In the 20th century, scientists discovered that levels of a protein hormone called erythropoietin (EPO) increase substantially at high altitude, so triggering the production of red blood cells. This was one of the first indications that oxygen levels could be sensed. It later became apparent that nearly all cells are capable of sensing oxygen and adapting to hypoxic conditions – and research at Oxford was pivotal in discovering the chain of events that underlies this process.
Central to our response to hypoxia is a molecule called HIF (hypoxia inducible factor) – the master regulator of the hypoxic response. HIF switches on genes and triggers the production of proteins, including EPO, that help us adapt to low-oxygen conditions by increasing the delivery of oxygen to tissues and improving the efficiency of metabolism. In the 1990s, Professor Sir Peter Ratcliffe and Professor Chris Pugh from the Nuffield Department of Medicine showed that HIF is destroyed rapidly in the presence of oxygen. They teamed up with Professor Chris Schofield from Chemistry to discover the oxygen-sensing enzymes, known as the HIF hydroxylases that regulate this process.
“The HIF hydroxylases add oxygen atoms from the atmosphere into their products,” explains Professor Schofield. “This addition of oxygen signals for HIF to be destroyed. As atmospheric oxygen levels decrease, so too does the activity of the HIF hydroxylases – HIF escapes degradation and mounts the cellular response to hypoxia. The HIF hydroxylases provide a direct link between oxygen availability and HIF, and so act as oxygen sensors.”
Understanding of the chain of events that underlies hypoxia-sensing has opened up new therapeutic possibilities. “Inhibiting the HIF hydroxylases causes increased production of red blood cells, so is an alternative to EPO, which is widely used for the treatment of anaemia,” says Sarah Wilkins, co-worker of Chris Schofield. “The HIF hydroxylases are also of interest from a cancer treatment perspective, because cancer cells are often hypoxic.”

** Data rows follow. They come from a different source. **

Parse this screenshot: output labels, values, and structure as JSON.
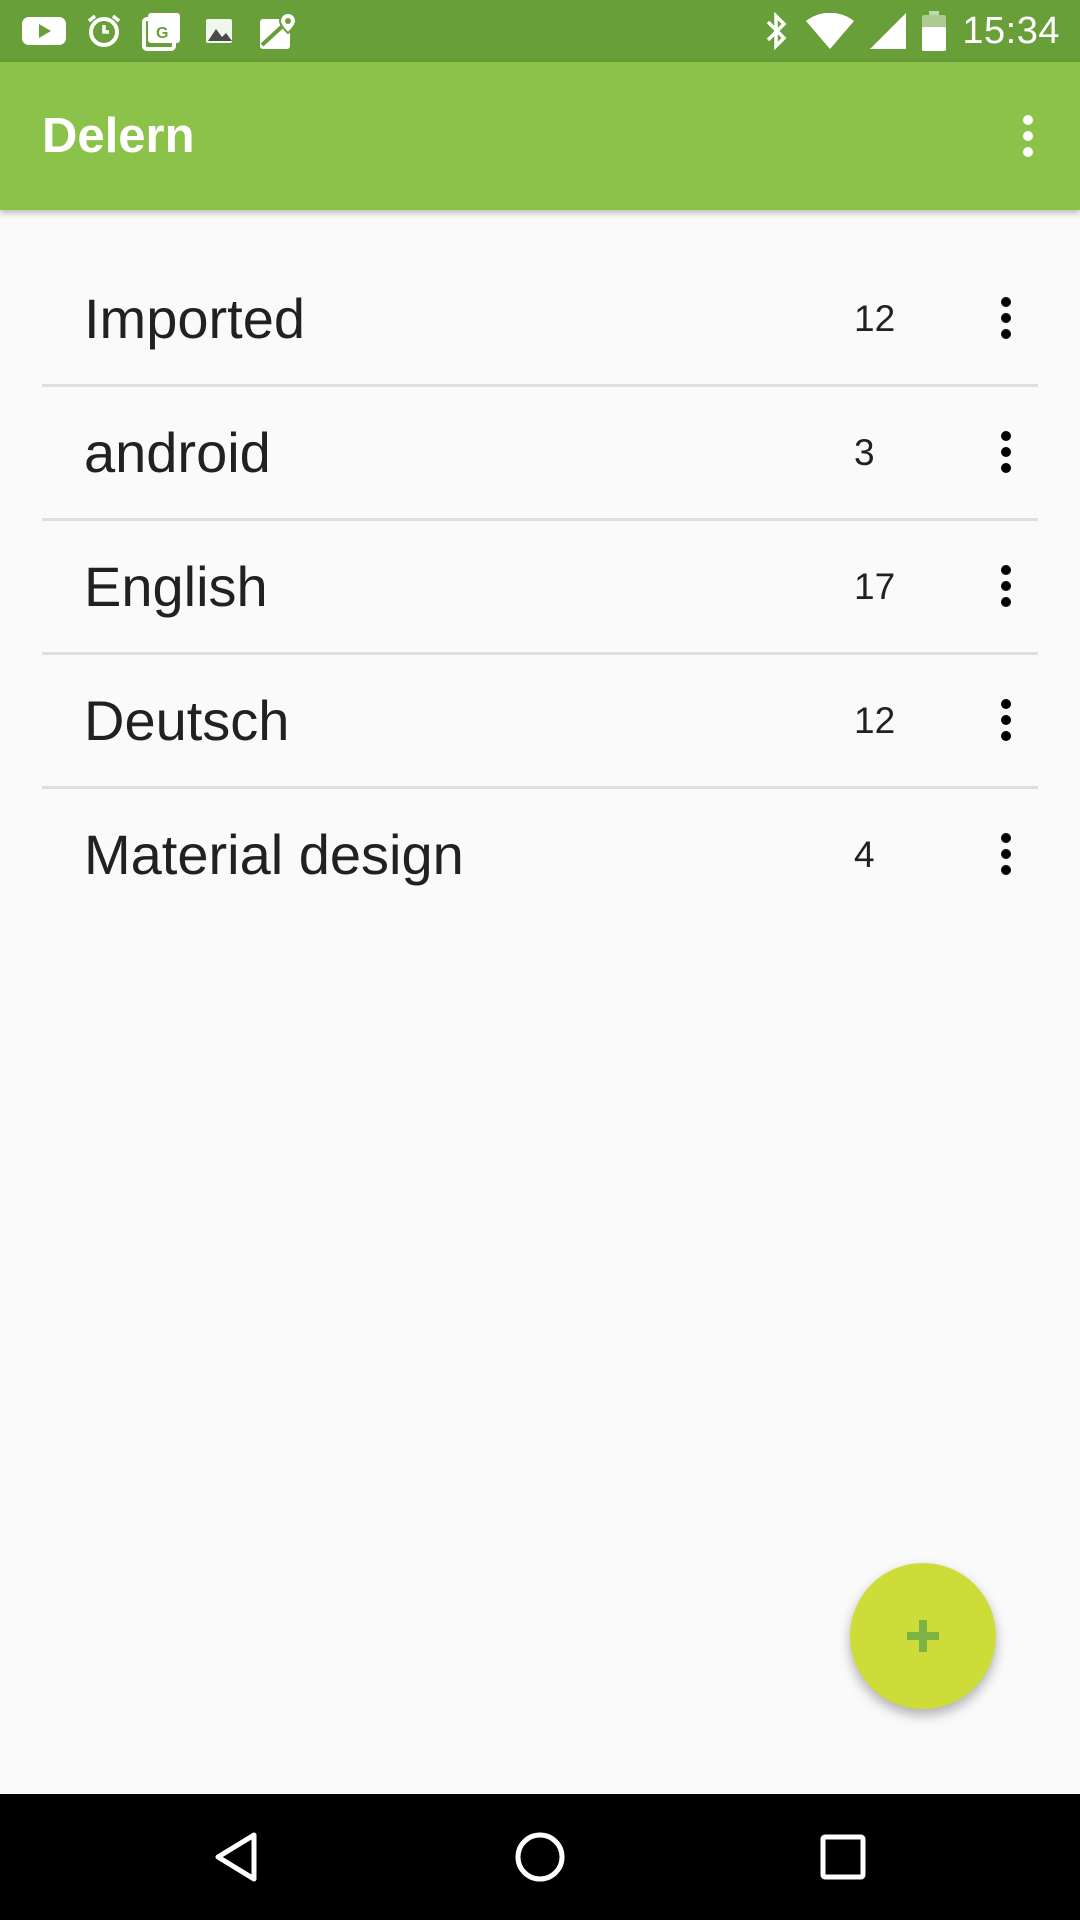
{
  "status_bar": {
    "time": "15:34",
    "left_icons": [
      "youtube-icon",
      "alarm-icon",
      "google-plus-icon",
      "image-icon",
      "maps-icon"
    ],
    "right_icons": [
      "bluetooth-icon",
      "wifi-icon",
      "signal-icon",
      "battery-icon"
    ]
  },
  "app_bar": {
    "title": "Delern",
    "menu_icon": "more-vert-icon"
  },
  "decks": [
    {
      "name": "Imported",
      "count": "12"
    },
    {
      "name": "android",
      "count": "3"
    },
    {
      "name": "English",
      "count": "17"
    },
    {
      "name": "Deutsch",
      "count": "12"
    },
    {
      "name": "Material design",
      "count": "4"
    }
  ],
  "fab": {
    "icon": "add-icon",
    "color": "#cddc39",
    "icon_color": "#7cb342"
  },
  "colors": {
    "status_bar": "#689f38",
    "app_bar": "#8bc34a",
    "background": "#fafafa",
    "nav_bar": "#000000"
  },
  "nav_bar": {
    "buttons": [
      "back-icon",
      "home-icon",
      "recents-icon"
    ]
  }
}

The Oxford researchers formed a company, ReOx, to enable the pharmaceutical development of their results. Presently, several major pharmaceutical companies have HIF oxygenase inhibitors in clinical trials for the treatment of anaemia and other hypoxia-related diseases.
Funded by: The Biotechnology and Biological Sciences Research Council, Cancer Research UK, the Engineering and Physical Sciences Research Council, Wellcome Trust, and the European Union.